December 12, 2022

The latest COVID-19 vaccine data indicates that many Americans still need to make an appointment to receive the bivalent COVID-19 booster ahead of the winter holidays.

The CDC’s latest vaccine data indicates that millions of Americans across age demographics are still eligible to receive the bivalent vaccine. It’s especially important for people at high-risk for COVID-19 complications to catch up on their vaccines.

This week, hospital leaders and infectious disease experts are urging all Americans to stay up to date on their COVID-19 and flu vaccines as time is running out to ensure full protection heading into the holiday season.

“The best course of prevention of respiratory illness this fall and winter continues to be widespread vaccination against the flu and COVID-19—including ensuring eligible individuals have received an updated COVID-19 vaccine that increases protection against COVID-19 and targets the Omicron variant,” Xavier Becerra, secretary for the Department of Health and Human Services, said in a letter to U.S. governors this month.

Here’s what you need to know:

  • Pennsylvania vaccine coverage:  In Pennsylvania, 12.4 percent of people have received a bivalent booster dose. Pennsylvanians between 75 and 79 have the highest vaccination rate for the bivalent booster at 37.5 percent.
  • U.S. booster vaccine rate:  Just 15.5 percent of adults and 34.2 percent of people over age 65 have received the bivalent booster, according to the CDC.
  • At-risk population:  A new report today from the Kaiser Family Foundation indicated that just 45 percent of all nursing facility residents are up to date on their COVID-19 vaccinations.
    • The CDC defines “up to date” as having a bivalent booster or a final shot of the original vaccines less than two months ago
  • Newly eligible:  Last week, the CDC and FDA expanded the use of updated (bivalent) COVID-19 vaccines for children between 6 months through age 5.
  • Quotable: “The vast majority of children in this age group have not received any doses of a COVID-19 vaccine,” the CDC said in a statement. “CDC is working to increase parent and provider confidence in COVID-19 vaccines and improve uptake among the 95% of children who are not vaccinated or who have not completed the COVID-19 vaccine primary series.” 

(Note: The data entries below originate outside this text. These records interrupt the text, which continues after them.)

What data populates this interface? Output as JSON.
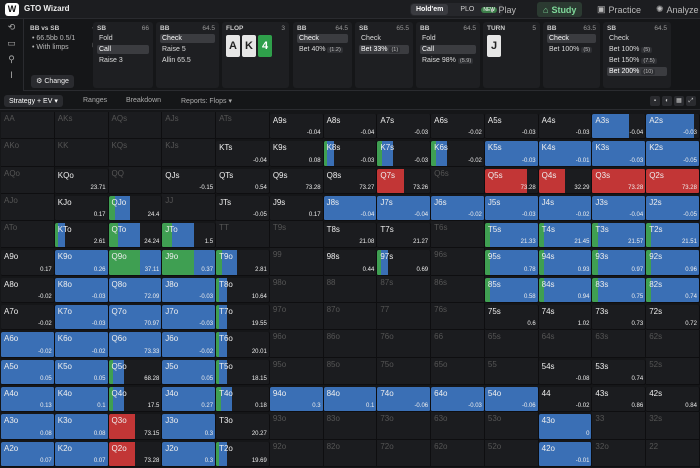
{
  "app": {
    "title": "GTO Wizard"
  },
  "variant": {
    "holdem": "Hold'em",
    "plo": "PLO",
    "plo_badge": "NEW"
  },
  "nav": {
    "play": "Play",
    "study": "Study",
    "practice": "Practice",
    "analyze": "Analyze"
  },
  "scenario": {
    "title": "BB vs SB",
    "line1": "66.5bb 0.5/1",
    "line2": "With limps",
    "change": "Change"
  },
  "nodes": [
    {
      "pos": "SB",
      "stack": "66",
      "actions": [
        {
          "label": "Fold"
        },
        {
          "label": "Call",
          "sel": true
        },
        {
          "label": "Raise 3"
        }
      ]
    },
    {
      "pos": "BB",
      "stack": "64.5",
      "actions": [
        {
          "label": "Check",
          "sel": true
        },
        {
          "label": "Raise 5"
        },
        {
          "label": "Allin 65.5"
        }
      ]
    },
    {
      "pos": "FLOP",
      "stack": "3",
      "cards": [
        "A",
        "K",
        "4"
      ]
    },
    {
      "pos": "BB",
      "stack": "64.5",
      "actions": [
        {
          "label": "Check",
          "sel": true
        },
        {
          "label": "Bet 40%",
          "tag": "(1.2)"
        }
      ]
    },
    {
      "pos": "SB",
      "stack": "65.5",
      "actions": [
        {
          "label": "Check"
        },
        {
          "label": "Bet 33%",
          "tag": "(1)",
          "sel": true
        }
      ]
    },
    {
      "pos": "BB",
      "stack": "64.5",
      "actions": [
        {
          "label": "Fold"
        },
        {
          "label": "Call",
          "sel": true
        },
        {
          "label": "Raise 98%",
          "tag": "(5.9)"
        }
      ]
    },
    {
      "pos": "TURN",
      "stack": "5",
      "cards": [
        "J"
      ]
    },
    {
      "pos": "BB",
      "stack": "63.5",
      "actions": [
        {
          "label": "Check",
          "sel": true
        },
        {
          "label": "Bet 100%",
          "tag": "(5)"
        }
      ]
    },
    {
      "pos": "SB",
      "stack": "64.5",
      "actions": [
        {
          "label": "Check"
        },
        {
          "label": "Bet 100%",
          "tag": "(5)"
        },
        {
          "label": "Bet 150%",
          "tag": "(7.5)"
        },
        {
          "label": "Bet 200%",
          "tag": "(10)",
          "sel": true
        }
      ]
    }
  ],
  "subtabs": {
    "strategy": "Strategy + EV",
    "ranges": "Ranges",
    "breakdown": "Breakdown",
    "reports": "Reports: Flops"
  },
  "colors": {
    "fold": "#3a6fb5",
    "call": "#3f9f52",
    "raise": "#c23636"
  },
  "matrix": [
    [
      "AA",
      "",
      "",
      ""
    ],
    [
      "AKs",
      "",
      "",
      ""
    ],
    [
      "AQs",
      "",
      "",
      ""
    ],
    [
      "AJs",
      "",
      "",
      ""
    ],
    [
      "ATs",
      "",
      "",
      ""
    ],
    [
      "A9s",
      "-0.04",
      "",
      ""
    ],
    [
      "A8s",
      "-0.04",
      "",
      ""
    ],
    [
      "A7s",
      "-0.03",
      "",
      ""
    ],
    [
      "A6s",
      "-0.02",
      "",
      ""
    ],
    [
      "A5s",
      "-0.03",
      "",
      ""
    ],
    [
      "A4s",
      "-0.03",
      "",
      ""
    ],
    [
      "A3s",
      "-0.04",
      "0.7f",
      ""
    ],
    [
      "A2s",
      "-0.03",
      "0.9f",
      ""
    ],
    [
      "AKo",
      "",
      "",
      ""
    ],
    [
      "KK",
      "",
      "",
      ""
    ],
    [
      "KQs",
      "",
      "",
      ""
    ],
    [
      "KJs",
      "",
      "",
      ""
    ],
    [
      "KTs",
      "-0.04",
      "",
      ""
    ],
    [
      "K9s",
      "0.08",
      "",
      ""
    ],
    [
      "K8s",
      "-0.03",
      "0.2",
      ""
    ],
    [
      "K7s",
      "-0.03",
      "0.3",
      ""
    ],
    [
      "K6s",
      "-0.02",
      "0.3",
      ""
    ],
    [
      "K5s",
      "-0.03",
      "1f",
      ""
    ],
    [
      "K4s",
      "-0.01",
      "1f",
      ""
    ],
    [
      "K3s",
      "-0.03",
      "1f",
      ""
    ],
    [
      "K2s",
      "-0.05",
      "1f",
      ""
    ],
    [
      "AQo",
      "",
      "",
      ""
    ],
    [
      "KQo",
      "23.71",
      "",
      ""
    ],
    [
      "QQ",
      "",
      "",
      ""
    ],
    [
      "QJs",
      "-0.15",
      "",
      ""
    ],
    [
      "QTs",
      "0.54",
      "",
      ""
    ],
    [
      "Q9s",
      "73.28",
      "",
      ""
    ],
    [
      "Q8s",
      "73.27",
      "",
      ""
    ],
    [
      "Q7s",
      "73.26",
      "0.5r",
      ""
    ],
    [
      "Q6s",
      "",
      "",
      ""
    ],
    [
      "Q5s",
      "73.28",
      "0.8r",
      ""
    ],
    [
      "Q4s",
      "32.29",
      "0.5r",
      ""
    ],
    [
      "Q3s",
      "73.28",
      "1r",
      ""
    ],
    [
      "Q2s",
      "73.28",
      "1r",
      ""
    ],
    [
      "AJo",
      "",
      "",
      ""
    ],
    [
      "KJo",
      "0.17",
      "",
      ""
    ],
    [
      "QJo",
      "24.4",
      "0.4",
      ""
    ],
    [
      "JJ",
      "",
      "",
      ""
    ],
    [
      "JTs",
      "-0.05",
      "",
      ""
    ],
    [
      "J9s",
      "0.17",
      "",
      ""
    ],
    [
      "J8s",
      "-0.04",
      "1f",
      ""
    ],
    [
      "J7s",
      "-0.04",
      "1f",
      ""
    ],
    [
      "J6s",
      "-0.02",
      "1f",
      ""
    ],
    [
      "J5s",
      "-0.03",
      "1f",
      ""
    ],
    [
      "J4s",
      "-0.02",
      "1f",
      ""
    ],
    [
      "J3s",
      "-0.04",
      "1f",
      ""
    ],
    [
      "J2s",
      "-0.05",
      "1f",
      ""
    ],
    [
      "ATo",
      "",
      "",
      ""
    ],
    [
      "KTo",
      "2.61",
      "0.2c",
      ""
    ],
    [
      "QTo",
      "24.24",
      "0.6c",
      ""
    ],
    [
      "JTo",
      "1.5",
      "0.6c",
      ""
    ],
    [
      "TT",
      "",
      "",
      ""
    ],
    [
      "T9s",
      "",
      "",
      ""
    ],
    [
      "T8s",
      "21.08",
      "",
      ""
    ],
    [
      "T7s",
      "21.27",
      "",
      ""
    ],
    [
      "T6s",
      "",
      "",
      ""
    ],
    [
      "T5s",
      "21.33",
      "1c",
      ""
    ],
    [
      "T4s",
      "21.45",
      "1c",
      ""
    ],
    [
      "T3s",
      "21.57",
      "1c",
      ""
    ],
    [
      "T2s",
      "21.51",
      "1c",
      ""
    ],
    [
      "A9o",
      "0.17",
      "",
      ""
    ],
    [
      "K9o",
      "0.26",
      "1f",
      ""
    ],
    [
      "Q9o",
      "37.11",
      "1m",
      ""
    ],
    [
      "J9o",
      "0.37",
      "1m",
      ""
    ],
    [
      "T9o",
      "2.81",
      "0.4c",
      ""
    ],
    [
      "99",
      "",
      "",
      ""
    ],
    [
      "98s",
      "0.44",
      "",
      ""
    ],
    [
      "97s",
      "0.69",
      "0.2",
      ""
    ],
    [
      "96s",
      "",
      "",
      ""
    ],
    [
      "95s",
      "0.78",
      "1c",
      ""
    ],
    [
      "94s",
      "0.93",
      "1c",
      ""
    ],
    [
      "93s",
      "0.97",
      "1c",
      ""
    ],
    [
      "92s",
      "0.96",
      "1c",
      ""
    ],
    [
      "A8o",
      "-0.02",
      "",
      ""
    ],
    [
      "K8o",
      "-0.03",
      "1f",
      ""
    ],
    [
      "Q8o",
      "72.09",
      "1f",
      ""
    ],
    [
      "J8o",
      "-0.03",
      "1f",
      ""
    ],
    [
      "T8o",
      "10.64",
      "0.2",
      ""
    ],
    [
      "98o",
      "",
      "",
      ""
    ],
    [
      "88",
      "",
      "",
      ""
    ],
    [
      "87s",
      "",
      "",
      ""
    ],
    [
      "86s",
      "",
      "",
      ""
    ],
    [
      "85s",
      "0.58",
      "1c",
      ""
    ],
    [
      "84s",
      "0.94",
      "1c",
      ""
    ],
    [
      "83s",
      "0.75",
      "1c",
      ""
    ],
    [
      "82s",
      "0.74",
      "1c",
      ""
    ],
    [
      "A7o",
      "-0.02",
      "",
      ""
    ],
    [
      "K7o",
      "-0.03",
      "1f",
      ""
    ],
    [
      "Q7o",
      "70.97",
      "1f",
      ""
    ],
    [
      "J7o",
      "-0.03",
      "1f",
      ""
    ],
    [
      "T7o",
      "19.55",
      "0.2",
      ""
    ],
    [
      "97o",
      "",
      "",
      ""
    ],
    [
      "87o",
      "",
      "",
      ""
    ],
    [
      "77",
      "",
      "",
      ""
    ],
    [
      "76s",
      "",
      "",
      ""
    ],
    [
      "75s",
      "0.6",
      "",
      ""
    ],
    [
      "74s",
      "1.02",
      "",
      ""
    ],
    [
      "73s",
      "0.73",
      "",
      ""
    ],
    [
      "72s",
      "0.72",
      "",
      ""
    ],
    [
      "A6o",
      "-0.02",
      "1f",
      ""
    ],
    [
      "K6o",
      "-0.02",
      "1f",
      ""
    ],
    [
      "Q6o",
      "73.33",
      "1f",
      ""
    ],
    [
      "J6o",
      "-0.02",
      "1f",
      ""
    ],
    [
      "T6o",
      "20.01",
      "0.2",
      ""
    ],
    [
      "96o",
      "",
      "",
      ""
    ],
    [
      "86o",
      "",
      "",
      ""
    ],
    [
      "76o",
      "",
      "",
      ""
    ],
    [
      "66",
      "",
      "",
      ""
    ],
    [
      "65s",
      "",
      "",
      ""
    ],
    [
      "64s",
      "",
      "",
      ""
    ],
    [
      "63s",
      "",
      "",
      ""
    ],
    [
      "62s",
      "",
      "",
      ""
    ],
    [
      "A5o",
      "0.05",
      "1f",
      ""
    ],
    [
      "K5o",
      "0.05",
      "1f",
      ""
    ],
    [
      "Q5o",
      "68.28",
      "0.3",
      ""
    ],
    [
      "J5o",
      "0.05",
      "1f",
      ""
    ],
    [
      "T5o",
      "18.15",
      "0.2",
      ""
    ],
    [
      "95o",
      "",
      "",
      ""
    ],
    [
      "85o",
      "",
      "",
      ""
    ],
    [
      "75o",
      "",
      "",
      ""
    ],
    [
      "65o",
      "",
      "",
      ""
    ],
    [
      "55",
      "",
      "",
      ""
    ],
    [
      "54s",
      "-0.08",
      "",
      ""
    ],
    [
      "53s",
      "0.74",
      "",
      ""
    ],
    [
      "52s",
      "",
      "",
      ""
    ],
    [
      "A4o",
      "0.13",
      "1f",
      ""
    ],
    [
      "K4o",
      "0.1",
      "1f",
      ""
    ],
    [
      "Q4o",
      "17.5",
      "0.3",
      ""
    ],
    [
      "J4o",
      "0.27",
      "1f",
      ""
    ],
    [
      "T4o",
      "0.18",
      "0.3",
      ""
    ],
    [
      "94o",
      "0.3",
      "1f",
      ""
    ],
    [
      "84o",
      "0.1",
      "1f",
      ""
    ],
    [
      "74o",
      "-0.06",
      "1f",
      ""
    ],
    [
      "64o",
      "-0.03",
      "1f",
      ""
    ],
    [
      "54o",
      "-0.06",
      "1f",
      ""
    ],
    [
      "44",
      "-0.02",
      "",
      ""
    ],
    [
      "43s",
      "0.86",
      "",
      ""
    ],
    [
      "42s",
      "0.84",
      "",
      ""
    ],
    [
      "A3o",
      "0.08",
      "1f",
      ""
    ],
    [
      "K3o",
      "0.08",
      "1f",
      ""
    ],
    [
      "Q3o",
      "73.15",
      "0.5r",
      ""
    ],
    [
      "J3o",
      "0.3",
      "1f",
      ""
    ],
    [
      "T3o",
      "20.27",
      "",
      ""
    ],
    [
      "93o",
      "",
      "",
      ""
    ],
    [
      "83o",
      "",
      "",
      ""
    ],
    [
      "73o",
      "",
      "",
      ""
    ],
    [
      "63o",
      "",
      "",
      ""
    ],
    [
      "53o",
      "",
      "",
      ""
    ],
    [
      "43o",
      "0",
      "1f",
      ""
    ],
    [
      "33",
      "",
      "",
      ""
    ],
    [
      "32s",
      "",
      "",
      ""
    ],
    [
      "A2o",
      "0.07",
      "1f",
      ""
    ],
    [
      "K2o",
      "0.07",
      "1f",
      ""
    ],
    [
      "Q2o",
      "73.28",
      "0.5r",
      ""
    ],
    [
      "J2o",
      "0.3",
      "1f",
      ""
    ],
    [
      "T2o",
      "19.69",
      "0.2",
      ""
    ],
    [
      "92o",
      "",
      "",
      ""
    ],
    [
      "82o",
      "",
      "",
      ""
    ],
    [
      "72o",
      "",
      "",
      ""
    ],
    [
      "62o",
      "",
      "",
      ""
    ],
    [
      "52o",
      "",
      "",
      ""
    ],
    [
      "42o",
      "-0.01",
      "1f",
      ""
    ],
    [
      "32o",
      "",
      "",
      ""
    ],
    [
      "22",
      "",
      "",
      ""
    ]
  ]
}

Last week, the American Academy of Pediatrics (AAP) noted that the number of children (1,521) with confirmed COVID-19 during their hospital admission increased 68 percent during the past eight weeks.

“During this period, hospitalizations with COVID-19 increased for all children but especially for the youngest children,” AAP said.

HAP and Pennsylvania’s hospitals continue to remind everyone who is eligible to get their COVID-19 and flu vaccinations ahead of the winter holidays. Staying up to date on your vaccines ensures you have full protection ahead of family gatherings this winter.

Learn more about the options available in your community.